Here are a few small SPOILERS that I have dug up: Madge will not be in the film. People have already noticed that Prim is the one who gives Katniss the pin in the preview instead of Madge. People are pissed about this. Why? Who cares about Madge? She literally does nothing the whole series except that. Remember the Avox girl? She's gone too. It was interesting in the book, but I can see why they cut it for the movie. We will not see a lot of Cinna's prep team. Sure, we'll meet them and all, but they won't be shown as much as they were in the book. END SPOILERS! Now, I'm sure that some people are going to put up a fuss about those things, but seriously, how do you expect the filmmakers to include everything? Movies would be so much longer. Three hour movies don't appeal to the larger audience, only to die-hard fans. LOTR is an exception to that. What is the one thing I am worried about? The violence, and how they will portray it. The Hunger Games series is extremely violent. People die a lot in the books, and mostly in gruesome ways. Now, this movie is rated PG-13, so the violence has been turned down a little I'm assuming. That, or they'll pull a Dark Knight and not show most of the gruesome stuff. Both ways could lose audience for the film so let's see what they do. Either way, I'm extremely excited for this film.
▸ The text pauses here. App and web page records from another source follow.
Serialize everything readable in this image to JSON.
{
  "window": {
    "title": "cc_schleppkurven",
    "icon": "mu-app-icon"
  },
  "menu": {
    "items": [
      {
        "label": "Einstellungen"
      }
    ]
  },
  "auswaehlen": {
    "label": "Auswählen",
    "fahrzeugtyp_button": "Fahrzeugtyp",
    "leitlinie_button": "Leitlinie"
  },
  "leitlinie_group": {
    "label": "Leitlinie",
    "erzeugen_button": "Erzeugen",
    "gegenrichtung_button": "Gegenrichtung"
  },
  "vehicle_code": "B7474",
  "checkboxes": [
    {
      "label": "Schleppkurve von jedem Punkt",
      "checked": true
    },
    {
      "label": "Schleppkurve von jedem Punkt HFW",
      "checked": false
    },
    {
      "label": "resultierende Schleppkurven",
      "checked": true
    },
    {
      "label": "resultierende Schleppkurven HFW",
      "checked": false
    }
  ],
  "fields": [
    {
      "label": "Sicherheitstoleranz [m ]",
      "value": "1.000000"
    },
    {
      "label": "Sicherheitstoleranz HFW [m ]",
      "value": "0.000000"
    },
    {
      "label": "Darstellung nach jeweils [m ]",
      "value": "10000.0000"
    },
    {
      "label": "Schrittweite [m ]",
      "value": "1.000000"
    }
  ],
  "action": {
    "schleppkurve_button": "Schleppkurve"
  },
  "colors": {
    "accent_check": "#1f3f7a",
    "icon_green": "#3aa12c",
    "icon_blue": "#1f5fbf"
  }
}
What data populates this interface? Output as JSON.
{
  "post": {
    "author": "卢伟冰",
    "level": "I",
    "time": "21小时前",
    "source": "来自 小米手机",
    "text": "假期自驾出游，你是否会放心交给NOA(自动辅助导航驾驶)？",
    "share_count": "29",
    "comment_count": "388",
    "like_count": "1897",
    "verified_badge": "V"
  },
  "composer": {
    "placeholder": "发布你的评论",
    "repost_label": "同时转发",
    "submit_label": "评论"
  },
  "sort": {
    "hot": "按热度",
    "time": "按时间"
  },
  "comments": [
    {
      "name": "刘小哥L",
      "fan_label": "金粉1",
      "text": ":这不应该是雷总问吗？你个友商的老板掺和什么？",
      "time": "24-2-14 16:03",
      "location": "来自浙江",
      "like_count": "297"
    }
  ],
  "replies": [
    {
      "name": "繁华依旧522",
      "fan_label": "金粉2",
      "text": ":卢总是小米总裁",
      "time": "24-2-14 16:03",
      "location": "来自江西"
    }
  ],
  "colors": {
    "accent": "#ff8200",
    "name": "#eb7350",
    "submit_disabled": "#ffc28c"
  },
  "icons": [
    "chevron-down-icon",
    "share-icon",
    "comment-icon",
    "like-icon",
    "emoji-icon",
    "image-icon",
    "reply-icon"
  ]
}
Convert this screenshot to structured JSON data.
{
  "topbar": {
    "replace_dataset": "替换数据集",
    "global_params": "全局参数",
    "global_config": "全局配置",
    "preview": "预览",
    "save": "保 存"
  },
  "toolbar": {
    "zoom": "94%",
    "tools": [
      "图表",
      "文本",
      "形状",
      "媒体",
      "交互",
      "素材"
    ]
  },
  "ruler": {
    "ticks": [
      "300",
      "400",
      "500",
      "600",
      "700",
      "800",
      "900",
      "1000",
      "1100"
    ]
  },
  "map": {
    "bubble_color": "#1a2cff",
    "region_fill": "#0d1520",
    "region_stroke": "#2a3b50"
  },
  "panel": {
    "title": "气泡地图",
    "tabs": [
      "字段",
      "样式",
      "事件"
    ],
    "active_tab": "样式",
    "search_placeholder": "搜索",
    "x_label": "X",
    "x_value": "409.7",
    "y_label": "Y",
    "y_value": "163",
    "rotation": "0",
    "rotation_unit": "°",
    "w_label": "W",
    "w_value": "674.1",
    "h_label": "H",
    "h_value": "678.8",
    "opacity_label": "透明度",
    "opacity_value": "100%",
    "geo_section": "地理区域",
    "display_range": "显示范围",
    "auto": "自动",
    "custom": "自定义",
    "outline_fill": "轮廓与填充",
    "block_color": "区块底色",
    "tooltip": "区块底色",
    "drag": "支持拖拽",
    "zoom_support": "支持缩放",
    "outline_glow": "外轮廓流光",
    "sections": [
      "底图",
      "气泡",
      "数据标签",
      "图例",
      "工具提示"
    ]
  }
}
A few quick hits:

  • A new show that I find intriguing: Awake. Dad gets into accident with wife and kid. In one reality, the wife survived, in another, the son survived. So, every time this guy goes to sleep, he wakes up in the other reality. Oh, he's also a cop, and uses both realities to help him solve crimes with the help of his two partners. I just watched the first episode today and I really enjoyed it. I'll continue to watch it, unlike Alcatraz, and hope that it's not a one note show, like Alcatraz.
  • Community and Bob's Burgers are coming back this week! I was a little afraid they both got cancelled. I need some more Troy and Abed in my life.
  • Hope you liked the Oscars this year. Saw The Artist winning Best Picture from a mile away (great film btw) but Meryl Streep winning Best Actress threw me off. It also ruined the contest I was in to win free movie passes for a year. STRE-E-E-E-EP! Note to the Academy: More hosts like Billy Crystal, less like Hathaway and Franco. Sincerely, Everyone.